Swimmer’s ear, or otitis media, is an infection of your outer ear. Swimmers and non-swimmers can both get swimmer’s ear. Swimmer’s ear leads to 2.4 million physician visits per year, according to the Centers for Disease Control and Prevention.
Ear, nose and throat specialists can help prevent swimmer’s ear complications, such as hearing loss. However, you may be able to avoid the condition in the first place. The following tips may help.
Tips for Swimmers
Swimming is a risk factor for developing swimmer’s ear because water is more likely to enter your ear canal. Bacteria are better able to grow and cause infections in a damp environment.
o Wear protective gear while swimming. Bathing caps and earplugs reduce the amount of water that gets into your ears.
o Dry your ears. Dry your ears off with a towel as soon as possible after you leave the water. Get excess water out of your ears by bending over so that one side of your head is facing the ground and water can leave your ear. Then switch sides so that your other ear drains.

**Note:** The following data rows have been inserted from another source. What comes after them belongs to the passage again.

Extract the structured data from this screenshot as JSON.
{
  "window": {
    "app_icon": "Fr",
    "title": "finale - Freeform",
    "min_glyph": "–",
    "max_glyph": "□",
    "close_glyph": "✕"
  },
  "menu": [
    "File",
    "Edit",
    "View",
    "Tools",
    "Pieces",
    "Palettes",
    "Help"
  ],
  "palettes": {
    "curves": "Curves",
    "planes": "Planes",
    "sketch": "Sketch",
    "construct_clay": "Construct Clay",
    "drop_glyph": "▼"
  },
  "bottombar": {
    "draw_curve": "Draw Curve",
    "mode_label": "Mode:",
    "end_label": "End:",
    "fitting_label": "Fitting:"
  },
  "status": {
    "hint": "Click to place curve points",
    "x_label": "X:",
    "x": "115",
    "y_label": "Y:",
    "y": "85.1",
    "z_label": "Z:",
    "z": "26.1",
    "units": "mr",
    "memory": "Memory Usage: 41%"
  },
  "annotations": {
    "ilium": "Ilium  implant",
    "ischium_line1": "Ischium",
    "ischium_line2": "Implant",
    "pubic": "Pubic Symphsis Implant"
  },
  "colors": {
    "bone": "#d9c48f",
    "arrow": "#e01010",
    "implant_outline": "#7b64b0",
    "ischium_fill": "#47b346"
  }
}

o Use a blow-dryer. A hair dryer can dry your ears very quickly, but be sure to leave it on the coolest heat setting and keep the dryer a foot away from your head.
Tips for Non-Swimmers

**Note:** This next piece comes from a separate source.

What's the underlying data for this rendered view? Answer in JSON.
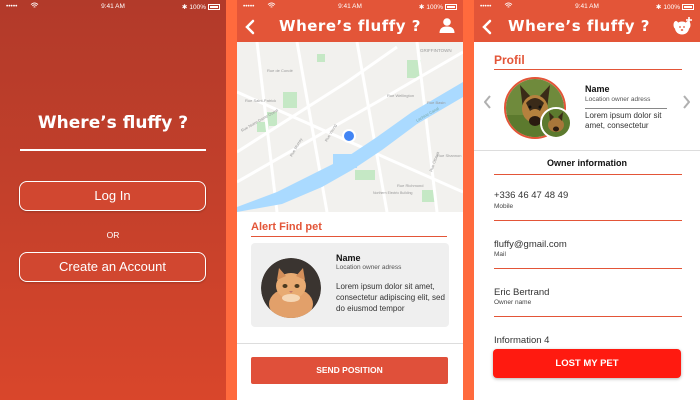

You can get swimmer’s ear if harmful bacteria get into your ear and are able to grow.
o Do not put objects in your ears. That includes Q-tips, paper clips and anything else that could cut your ear and allow bacteria to infect you.
o Stay clean. Proper hygiene keeps bacteria away. Always clean your jewelry.
If you suspect that you may have swimmer’s ear, consult an ear, nose and throat doctor. Prompt attention to your symptoms can help prevent this minor nuisance from turning into a more serious infection.
Source: http://www.cdc.gov/healthywater/swimming/rwi/illnesses/swimmers-ear-prevention-guidelines.html, http://www.mayoclinic.com/health/swimmers-ear/DS00473/METHOD=print
1620 Hospital Drive Santa Fe, NM 87505 (505) 629-0612